* _Goal of the exercise_
The word to find is "Байт". Copy each line of the material that contains it.

* _Input data_
--- START ---
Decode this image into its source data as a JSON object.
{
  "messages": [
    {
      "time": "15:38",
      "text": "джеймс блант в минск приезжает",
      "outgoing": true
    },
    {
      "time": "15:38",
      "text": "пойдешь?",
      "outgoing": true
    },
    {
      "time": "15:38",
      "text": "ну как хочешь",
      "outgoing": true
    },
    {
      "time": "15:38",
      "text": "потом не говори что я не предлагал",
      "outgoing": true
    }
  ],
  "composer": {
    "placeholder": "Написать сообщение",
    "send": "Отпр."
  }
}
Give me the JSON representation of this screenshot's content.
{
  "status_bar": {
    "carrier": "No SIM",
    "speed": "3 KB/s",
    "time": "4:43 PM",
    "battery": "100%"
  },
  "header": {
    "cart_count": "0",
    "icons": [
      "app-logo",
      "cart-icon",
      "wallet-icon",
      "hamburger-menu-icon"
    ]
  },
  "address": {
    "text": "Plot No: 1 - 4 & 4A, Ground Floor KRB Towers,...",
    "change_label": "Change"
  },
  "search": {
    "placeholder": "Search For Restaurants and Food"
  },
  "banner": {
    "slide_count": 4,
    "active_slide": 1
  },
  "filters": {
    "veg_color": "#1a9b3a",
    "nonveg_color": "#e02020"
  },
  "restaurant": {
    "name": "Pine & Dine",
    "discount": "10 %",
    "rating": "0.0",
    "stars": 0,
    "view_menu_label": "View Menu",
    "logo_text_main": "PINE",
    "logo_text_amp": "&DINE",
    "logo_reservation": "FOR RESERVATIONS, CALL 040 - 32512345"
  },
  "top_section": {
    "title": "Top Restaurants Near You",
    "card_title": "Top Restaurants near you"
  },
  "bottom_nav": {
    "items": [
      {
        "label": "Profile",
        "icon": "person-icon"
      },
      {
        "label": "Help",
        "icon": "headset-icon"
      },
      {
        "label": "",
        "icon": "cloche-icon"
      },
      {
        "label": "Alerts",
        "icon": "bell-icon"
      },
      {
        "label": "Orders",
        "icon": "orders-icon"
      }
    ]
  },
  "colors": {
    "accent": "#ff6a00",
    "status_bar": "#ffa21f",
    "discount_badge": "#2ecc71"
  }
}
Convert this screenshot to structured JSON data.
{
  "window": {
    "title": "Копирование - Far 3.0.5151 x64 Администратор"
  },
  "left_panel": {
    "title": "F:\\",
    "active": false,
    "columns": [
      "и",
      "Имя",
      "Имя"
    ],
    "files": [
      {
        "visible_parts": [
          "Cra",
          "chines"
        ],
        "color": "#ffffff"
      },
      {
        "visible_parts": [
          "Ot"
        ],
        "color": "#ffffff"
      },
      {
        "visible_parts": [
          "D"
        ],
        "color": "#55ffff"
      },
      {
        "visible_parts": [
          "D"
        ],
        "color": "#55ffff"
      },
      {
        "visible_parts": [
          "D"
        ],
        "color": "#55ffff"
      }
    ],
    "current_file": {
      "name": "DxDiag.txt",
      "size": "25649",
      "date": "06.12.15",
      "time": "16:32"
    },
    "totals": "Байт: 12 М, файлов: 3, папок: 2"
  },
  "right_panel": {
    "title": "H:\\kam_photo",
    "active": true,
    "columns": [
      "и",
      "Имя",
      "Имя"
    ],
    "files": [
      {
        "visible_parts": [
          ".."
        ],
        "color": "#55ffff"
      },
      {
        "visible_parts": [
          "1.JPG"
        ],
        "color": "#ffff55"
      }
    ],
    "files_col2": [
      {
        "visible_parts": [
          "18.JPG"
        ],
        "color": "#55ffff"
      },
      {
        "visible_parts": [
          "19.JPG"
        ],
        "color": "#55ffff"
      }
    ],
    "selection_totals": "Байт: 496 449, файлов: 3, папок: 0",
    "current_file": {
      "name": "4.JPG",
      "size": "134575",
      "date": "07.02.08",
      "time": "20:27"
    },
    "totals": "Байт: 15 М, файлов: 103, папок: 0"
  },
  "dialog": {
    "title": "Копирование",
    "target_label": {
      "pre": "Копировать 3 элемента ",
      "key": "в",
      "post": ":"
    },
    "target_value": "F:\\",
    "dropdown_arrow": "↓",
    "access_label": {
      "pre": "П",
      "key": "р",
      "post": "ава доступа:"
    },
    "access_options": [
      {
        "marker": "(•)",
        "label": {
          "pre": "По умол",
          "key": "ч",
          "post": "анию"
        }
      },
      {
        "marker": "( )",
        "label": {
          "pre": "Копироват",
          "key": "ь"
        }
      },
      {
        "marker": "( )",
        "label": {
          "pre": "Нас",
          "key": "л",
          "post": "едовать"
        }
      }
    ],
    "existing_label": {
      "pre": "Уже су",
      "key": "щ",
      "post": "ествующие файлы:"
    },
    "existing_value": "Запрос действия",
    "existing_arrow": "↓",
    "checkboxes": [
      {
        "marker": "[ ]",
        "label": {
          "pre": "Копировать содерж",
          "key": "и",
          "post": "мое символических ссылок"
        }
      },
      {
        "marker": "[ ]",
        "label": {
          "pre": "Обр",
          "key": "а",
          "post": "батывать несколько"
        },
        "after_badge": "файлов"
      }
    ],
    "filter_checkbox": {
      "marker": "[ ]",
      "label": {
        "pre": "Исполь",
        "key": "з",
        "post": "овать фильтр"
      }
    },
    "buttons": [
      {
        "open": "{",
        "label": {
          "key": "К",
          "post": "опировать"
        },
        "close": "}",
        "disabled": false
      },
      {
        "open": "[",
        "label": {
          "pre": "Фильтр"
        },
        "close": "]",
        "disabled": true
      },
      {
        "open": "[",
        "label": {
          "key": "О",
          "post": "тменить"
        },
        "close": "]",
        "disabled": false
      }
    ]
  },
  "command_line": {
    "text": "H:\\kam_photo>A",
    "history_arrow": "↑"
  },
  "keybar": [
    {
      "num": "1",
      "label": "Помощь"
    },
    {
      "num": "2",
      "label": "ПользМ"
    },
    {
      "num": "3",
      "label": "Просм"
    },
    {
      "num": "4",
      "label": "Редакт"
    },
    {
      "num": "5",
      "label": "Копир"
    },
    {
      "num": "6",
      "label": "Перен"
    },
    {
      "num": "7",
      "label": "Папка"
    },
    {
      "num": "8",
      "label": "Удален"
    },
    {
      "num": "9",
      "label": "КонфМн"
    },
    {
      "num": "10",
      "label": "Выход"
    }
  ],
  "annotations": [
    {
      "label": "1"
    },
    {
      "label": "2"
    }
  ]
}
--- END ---
* _Written answer_
    "totals": "Байт: 12 М, файлов: 3, папок: 2"
    "selection_totals": "Байт: 496 449, файлов: 3, папок: 0",
    "totals": "Байт: 15 М, файлов: 103, папок: 0"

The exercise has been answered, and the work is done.